* STORED DATA

= = = = = = =

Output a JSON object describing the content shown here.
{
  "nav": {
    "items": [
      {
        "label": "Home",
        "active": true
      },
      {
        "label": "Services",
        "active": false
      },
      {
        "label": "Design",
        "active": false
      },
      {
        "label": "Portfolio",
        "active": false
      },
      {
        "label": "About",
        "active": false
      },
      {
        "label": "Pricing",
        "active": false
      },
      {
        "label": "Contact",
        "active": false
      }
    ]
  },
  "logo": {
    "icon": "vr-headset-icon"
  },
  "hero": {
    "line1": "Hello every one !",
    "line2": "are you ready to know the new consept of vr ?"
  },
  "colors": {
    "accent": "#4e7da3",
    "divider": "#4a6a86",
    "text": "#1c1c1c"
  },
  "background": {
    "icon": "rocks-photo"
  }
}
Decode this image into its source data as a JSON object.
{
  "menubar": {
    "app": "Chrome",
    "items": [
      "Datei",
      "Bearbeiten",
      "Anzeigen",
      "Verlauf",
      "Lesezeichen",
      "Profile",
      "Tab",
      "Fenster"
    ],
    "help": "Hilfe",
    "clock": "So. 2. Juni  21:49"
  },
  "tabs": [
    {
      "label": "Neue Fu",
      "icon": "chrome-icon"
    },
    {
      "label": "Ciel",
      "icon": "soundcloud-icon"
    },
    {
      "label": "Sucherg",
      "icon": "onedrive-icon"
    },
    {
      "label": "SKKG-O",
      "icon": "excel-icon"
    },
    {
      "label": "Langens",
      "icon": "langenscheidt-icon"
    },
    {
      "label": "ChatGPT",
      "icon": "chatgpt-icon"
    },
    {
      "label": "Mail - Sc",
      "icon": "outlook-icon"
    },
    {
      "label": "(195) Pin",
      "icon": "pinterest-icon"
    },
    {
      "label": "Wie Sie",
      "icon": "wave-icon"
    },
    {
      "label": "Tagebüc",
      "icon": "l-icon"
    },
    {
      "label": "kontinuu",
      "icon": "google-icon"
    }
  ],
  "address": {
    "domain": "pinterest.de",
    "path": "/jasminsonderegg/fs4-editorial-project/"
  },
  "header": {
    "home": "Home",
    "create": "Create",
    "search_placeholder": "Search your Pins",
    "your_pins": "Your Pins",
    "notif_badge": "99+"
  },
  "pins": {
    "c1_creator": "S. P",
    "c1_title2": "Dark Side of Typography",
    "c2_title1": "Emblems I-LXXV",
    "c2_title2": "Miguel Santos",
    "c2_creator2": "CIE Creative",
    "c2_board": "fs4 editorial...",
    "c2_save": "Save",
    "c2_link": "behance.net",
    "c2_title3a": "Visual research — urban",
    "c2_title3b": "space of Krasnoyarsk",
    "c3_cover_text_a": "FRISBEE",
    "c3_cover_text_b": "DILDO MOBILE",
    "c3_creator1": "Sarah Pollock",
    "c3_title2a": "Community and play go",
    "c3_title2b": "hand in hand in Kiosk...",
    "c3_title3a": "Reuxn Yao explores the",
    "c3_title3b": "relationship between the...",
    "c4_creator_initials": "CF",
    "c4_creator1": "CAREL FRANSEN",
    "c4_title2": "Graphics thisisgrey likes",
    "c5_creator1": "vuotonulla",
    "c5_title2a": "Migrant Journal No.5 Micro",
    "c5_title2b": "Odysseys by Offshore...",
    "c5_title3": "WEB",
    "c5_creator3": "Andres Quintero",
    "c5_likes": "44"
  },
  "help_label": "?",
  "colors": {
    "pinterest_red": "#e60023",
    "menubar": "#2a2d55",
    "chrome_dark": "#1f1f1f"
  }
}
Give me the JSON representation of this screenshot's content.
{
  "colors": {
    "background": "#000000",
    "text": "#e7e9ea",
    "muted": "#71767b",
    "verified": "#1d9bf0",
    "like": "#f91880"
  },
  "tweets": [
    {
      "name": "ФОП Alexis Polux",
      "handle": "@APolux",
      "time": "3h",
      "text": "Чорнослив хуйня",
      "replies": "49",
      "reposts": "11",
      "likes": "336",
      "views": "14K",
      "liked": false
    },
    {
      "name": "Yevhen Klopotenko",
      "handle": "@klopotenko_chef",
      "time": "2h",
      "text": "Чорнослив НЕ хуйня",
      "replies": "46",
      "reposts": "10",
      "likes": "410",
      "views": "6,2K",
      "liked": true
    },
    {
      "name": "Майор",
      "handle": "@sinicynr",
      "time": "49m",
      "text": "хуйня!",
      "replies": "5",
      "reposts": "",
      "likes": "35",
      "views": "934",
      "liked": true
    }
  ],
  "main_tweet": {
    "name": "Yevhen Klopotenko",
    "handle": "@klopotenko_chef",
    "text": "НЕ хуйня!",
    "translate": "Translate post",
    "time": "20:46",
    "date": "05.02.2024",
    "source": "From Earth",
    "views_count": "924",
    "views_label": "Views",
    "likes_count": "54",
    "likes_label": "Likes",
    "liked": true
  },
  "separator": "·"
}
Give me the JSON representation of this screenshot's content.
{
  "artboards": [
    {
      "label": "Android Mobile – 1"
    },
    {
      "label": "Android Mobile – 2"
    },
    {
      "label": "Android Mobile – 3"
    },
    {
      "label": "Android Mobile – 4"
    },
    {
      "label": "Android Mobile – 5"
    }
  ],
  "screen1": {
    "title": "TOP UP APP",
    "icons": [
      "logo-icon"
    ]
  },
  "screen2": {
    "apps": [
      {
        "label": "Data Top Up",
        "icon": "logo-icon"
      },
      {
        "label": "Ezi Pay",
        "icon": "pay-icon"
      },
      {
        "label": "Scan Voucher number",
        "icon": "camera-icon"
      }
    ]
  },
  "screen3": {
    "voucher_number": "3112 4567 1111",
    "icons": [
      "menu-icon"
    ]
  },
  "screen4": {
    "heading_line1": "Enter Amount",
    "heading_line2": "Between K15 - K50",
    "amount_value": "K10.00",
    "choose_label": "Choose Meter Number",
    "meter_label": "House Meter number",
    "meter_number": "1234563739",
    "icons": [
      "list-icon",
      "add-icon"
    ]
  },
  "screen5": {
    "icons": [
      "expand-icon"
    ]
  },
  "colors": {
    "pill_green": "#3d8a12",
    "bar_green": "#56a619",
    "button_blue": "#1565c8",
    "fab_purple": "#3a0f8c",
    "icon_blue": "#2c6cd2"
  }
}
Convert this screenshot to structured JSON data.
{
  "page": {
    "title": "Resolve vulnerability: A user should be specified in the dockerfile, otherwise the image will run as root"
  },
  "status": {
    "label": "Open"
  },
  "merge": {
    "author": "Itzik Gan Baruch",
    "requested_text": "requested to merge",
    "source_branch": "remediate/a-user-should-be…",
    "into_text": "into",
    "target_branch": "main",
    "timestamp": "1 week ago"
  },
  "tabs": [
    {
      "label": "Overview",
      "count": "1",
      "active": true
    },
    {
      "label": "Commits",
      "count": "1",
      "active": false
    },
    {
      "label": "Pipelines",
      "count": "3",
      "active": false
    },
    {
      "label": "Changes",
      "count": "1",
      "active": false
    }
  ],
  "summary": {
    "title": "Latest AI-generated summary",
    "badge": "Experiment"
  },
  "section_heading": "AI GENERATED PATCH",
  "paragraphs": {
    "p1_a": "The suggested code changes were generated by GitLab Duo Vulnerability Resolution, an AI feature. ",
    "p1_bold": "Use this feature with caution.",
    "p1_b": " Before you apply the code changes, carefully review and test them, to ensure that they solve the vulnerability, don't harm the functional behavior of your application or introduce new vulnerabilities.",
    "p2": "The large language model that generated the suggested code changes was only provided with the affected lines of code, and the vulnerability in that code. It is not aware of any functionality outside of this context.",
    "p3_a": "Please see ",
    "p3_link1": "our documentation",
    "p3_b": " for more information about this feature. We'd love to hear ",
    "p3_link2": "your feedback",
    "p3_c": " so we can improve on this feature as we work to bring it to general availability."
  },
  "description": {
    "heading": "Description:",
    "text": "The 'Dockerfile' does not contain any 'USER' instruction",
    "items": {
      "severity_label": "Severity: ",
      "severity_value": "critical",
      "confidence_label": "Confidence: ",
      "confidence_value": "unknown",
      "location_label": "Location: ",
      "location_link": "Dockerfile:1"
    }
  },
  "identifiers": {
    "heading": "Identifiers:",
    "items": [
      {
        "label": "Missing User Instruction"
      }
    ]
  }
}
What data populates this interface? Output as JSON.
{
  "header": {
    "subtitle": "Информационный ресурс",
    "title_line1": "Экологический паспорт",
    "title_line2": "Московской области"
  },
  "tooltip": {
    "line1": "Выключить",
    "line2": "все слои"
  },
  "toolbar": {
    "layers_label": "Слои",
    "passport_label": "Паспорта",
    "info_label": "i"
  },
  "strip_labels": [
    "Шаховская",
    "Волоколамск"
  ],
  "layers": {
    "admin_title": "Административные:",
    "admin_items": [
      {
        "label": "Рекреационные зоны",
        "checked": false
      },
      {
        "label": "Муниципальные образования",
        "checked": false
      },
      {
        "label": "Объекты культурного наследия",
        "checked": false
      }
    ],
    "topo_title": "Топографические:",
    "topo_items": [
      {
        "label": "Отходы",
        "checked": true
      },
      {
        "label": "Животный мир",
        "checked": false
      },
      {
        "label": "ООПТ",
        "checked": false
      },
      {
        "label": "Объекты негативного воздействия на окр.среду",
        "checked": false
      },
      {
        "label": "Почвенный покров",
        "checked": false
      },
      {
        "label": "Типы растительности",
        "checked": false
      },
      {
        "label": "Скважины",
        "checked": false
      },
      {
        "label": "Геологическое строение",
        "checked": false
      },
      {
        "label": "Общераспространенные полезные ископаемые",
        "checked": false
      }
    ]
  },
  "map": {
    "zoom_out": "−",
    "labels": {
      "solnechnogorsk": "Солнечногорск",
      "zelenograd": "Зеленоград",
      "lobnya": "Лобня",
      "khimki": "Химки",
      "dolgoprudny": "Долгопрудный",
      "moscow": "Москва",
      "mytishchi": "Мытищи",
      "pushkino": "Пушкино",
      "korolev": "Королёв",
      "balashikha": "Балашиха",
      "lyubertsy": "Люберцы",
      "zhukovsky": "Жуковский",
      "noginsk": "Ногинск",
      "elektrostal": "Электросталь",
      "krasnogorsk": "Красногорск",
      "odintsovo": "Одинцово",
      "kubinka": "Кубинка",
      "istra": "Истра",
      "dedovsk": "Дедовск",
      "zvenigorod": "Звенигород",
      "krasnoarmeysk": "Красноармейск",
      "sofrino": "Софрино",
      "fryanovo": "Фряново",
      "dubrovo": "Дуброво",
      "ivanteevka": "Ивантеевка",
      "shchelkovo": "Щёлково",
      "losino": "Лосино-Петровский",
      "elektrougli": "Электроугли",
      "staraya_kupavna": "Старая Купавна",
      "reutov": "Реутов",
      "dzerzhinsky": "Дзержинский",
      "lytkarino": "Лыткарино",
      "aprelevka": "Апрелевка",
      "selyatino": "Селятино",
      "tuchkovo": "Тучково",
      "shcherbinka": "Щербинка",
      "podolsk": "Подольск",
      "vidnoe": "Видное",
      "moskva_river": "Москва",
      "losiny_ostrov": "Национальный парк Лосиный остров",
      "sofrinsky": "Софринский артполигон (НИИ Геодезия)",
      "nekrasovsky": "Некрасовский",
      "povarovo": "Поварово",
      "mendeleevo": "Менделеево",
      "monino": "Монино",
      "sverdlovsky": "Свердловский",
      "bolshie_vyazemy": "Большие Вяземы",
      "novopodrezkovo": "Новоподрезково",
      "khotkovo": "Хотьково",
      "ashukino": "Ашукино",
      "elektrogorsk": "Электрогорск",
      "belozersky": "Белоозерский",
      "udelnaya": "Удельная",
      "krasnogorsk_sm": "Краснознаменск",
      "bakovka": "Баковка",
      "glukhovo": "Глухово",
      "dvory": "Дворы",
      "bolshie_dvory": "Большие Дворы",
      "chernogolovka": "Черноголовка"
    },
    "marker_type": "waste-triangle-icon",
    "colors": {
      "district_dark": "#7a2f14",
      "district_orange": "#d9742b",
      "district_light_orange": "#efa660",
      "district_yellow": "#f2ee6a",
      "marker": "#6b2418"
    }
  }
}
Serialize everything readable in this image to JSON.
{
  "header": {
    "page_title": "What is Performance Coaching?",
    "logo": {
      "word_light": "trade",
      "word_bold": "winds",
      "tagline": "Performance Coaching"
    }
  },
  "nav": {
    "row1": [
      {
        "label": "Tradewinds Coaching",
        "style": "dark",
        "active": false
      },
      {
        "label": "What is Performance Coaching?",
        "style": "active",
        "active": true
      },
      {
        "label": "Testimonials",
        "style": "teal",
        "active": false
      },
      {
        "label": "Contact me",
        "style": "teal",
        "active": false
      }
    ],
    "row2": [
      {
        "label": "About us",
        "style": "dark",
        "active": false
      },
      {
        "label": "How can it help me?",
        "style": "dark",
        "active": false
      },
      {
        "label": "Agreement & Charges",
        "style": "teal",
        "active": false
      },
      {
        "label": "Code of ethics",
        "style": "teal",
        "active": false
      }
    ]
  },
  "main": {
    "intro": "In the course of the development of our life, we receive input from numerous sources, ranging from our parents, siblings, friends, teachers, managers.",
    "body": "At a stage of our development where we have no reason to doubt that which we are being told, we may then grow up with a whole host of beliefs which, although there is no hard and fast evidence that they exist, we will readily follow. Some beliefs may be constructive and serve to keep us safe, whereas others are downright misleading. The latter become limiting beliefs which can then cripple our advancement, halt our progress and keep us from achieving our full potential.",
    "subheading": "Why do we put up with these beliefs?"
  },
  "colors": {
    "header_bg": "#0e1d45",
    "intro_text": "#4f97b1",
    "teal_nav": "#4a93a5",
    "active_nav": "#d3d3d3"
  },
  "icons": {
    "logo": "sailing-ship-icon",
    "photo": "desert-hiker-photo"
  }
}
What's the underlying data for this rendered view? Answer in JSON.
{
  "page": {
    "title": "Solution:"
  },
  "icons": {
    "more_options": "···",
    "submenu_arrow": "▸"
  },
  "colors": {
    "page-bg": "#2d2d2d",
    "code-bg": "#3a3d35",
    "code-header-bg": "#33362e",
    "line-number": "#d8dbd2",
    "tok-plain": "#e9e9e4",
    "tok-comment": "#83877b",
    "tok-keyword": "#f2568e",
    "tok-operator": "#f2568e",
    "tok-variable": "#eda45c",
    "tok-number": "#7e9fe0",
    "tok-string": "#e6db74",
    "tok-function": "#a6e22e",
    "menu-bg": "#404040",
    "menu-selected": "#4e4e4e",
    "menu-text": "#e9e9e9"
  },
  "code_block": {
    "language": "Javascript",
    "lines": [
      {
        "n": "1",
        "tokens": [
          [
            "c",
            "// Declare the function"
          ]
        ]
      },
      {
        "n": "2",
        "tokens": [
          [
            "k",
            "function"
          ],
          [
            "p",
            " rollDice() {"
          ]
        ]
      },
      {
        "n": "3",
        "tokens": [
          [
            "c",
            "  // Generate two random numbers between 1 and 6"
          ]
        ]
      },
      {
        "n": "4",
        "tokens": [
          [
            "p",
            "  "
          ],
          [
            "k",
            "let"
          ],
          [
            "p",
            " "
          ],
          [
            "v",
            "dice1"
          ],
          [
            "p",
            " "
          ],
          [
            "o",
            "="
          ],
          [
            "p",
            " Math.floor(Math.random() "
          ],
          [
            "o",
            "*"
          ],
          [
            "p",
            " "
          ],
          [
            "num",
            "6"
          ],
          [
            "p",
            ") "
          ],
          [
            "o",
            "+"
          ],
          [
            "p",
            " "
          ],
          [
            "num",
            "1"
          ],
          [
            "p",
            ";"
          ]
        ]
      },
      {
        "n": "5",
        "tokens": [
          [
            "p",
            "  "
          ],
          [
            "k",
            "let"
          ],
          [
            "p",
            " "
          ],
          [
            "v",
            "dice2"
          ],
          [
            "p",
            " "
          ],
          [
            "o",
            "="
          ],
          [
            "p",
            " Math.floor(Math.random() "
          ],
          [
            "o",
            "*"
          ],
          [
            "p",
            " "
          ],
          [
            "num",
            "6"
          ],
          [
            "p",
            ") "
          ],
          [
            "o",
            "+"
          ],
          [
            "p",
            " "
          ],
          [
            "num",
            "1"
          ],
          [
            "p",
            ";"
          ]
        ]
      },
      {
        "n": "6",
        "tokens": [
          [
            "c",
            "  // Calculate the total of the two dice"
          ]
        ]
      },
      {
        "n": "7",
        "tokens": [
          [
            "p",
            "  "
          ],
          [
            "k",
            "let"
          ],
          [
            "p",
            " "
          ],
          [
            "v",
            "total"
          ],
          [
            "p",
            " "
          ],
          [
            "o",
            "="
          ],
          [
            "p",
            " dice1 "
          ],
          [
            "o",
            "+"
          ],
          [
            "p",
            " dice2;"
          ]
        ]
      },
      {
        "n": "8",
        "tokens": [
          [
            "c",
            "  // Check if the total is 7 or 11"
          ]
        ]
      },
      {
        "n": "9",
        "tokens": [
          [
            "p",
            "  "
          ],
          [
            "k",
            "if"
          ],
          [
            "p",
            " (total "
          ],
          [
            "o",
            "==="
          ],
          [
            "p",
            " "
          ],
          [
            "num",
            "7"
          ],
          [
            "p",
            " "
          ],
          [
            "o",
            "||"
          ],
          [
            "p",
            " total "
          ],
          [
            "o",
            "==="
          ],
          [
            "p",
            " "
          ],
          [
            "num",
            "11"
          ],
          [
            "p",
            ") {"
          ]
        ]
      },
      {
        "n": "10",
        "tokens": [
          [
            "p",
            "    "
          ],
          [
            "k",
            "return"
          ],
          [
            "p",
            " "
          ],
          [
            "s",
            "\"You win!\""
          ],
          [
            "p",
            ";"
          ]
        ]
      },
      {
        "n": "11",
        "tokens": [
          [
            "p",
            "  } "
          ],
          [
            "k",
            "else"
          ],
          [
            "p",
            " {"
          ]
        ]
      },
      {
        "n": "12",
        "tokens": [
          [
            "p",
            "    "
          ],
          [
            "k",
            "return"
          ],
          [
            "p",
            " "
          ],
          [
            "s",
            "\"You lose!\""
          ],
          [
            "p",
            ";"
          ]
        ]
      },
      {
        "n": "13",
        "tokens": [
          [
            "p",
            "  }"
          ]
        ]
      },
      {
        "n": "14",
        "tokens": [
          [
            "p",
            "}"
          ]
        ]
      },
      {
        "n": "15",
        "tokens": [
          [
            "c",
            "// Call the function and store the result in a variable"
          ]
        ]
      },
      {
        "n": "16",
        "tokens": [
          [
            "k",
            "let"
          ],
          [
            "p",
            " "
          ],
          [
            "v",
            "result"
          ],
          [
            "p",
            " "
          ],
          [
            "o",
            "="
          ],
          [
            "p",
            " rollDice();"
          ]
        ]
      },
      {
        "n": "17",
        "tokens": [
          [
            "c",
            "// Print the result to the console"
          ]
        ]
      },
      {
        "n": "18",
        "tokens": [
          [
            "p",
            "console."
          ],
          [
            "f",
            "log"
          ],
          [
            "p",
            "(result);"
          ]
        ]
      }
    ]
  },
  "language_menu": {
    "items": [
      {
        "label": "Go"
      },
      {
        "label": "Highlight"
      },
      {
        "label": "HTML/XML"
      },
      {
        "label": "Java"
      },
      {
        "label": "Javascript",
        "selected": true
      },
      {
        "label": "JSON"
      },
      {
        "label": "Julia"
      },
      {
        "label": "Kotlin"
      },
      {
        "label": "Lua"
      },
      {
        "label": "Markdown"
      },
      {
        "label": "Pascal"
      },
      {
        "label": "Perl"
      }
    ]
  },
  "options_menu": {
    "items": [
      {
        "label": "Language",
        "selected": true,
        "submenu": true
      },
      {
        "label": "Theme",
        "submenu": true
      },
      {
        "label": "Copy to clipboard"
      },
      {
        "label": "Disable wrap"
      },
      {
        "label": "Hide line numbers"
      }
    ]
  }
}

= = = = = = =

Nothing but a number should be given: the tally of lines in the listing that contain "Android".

* WRITTEN RESPONSE
5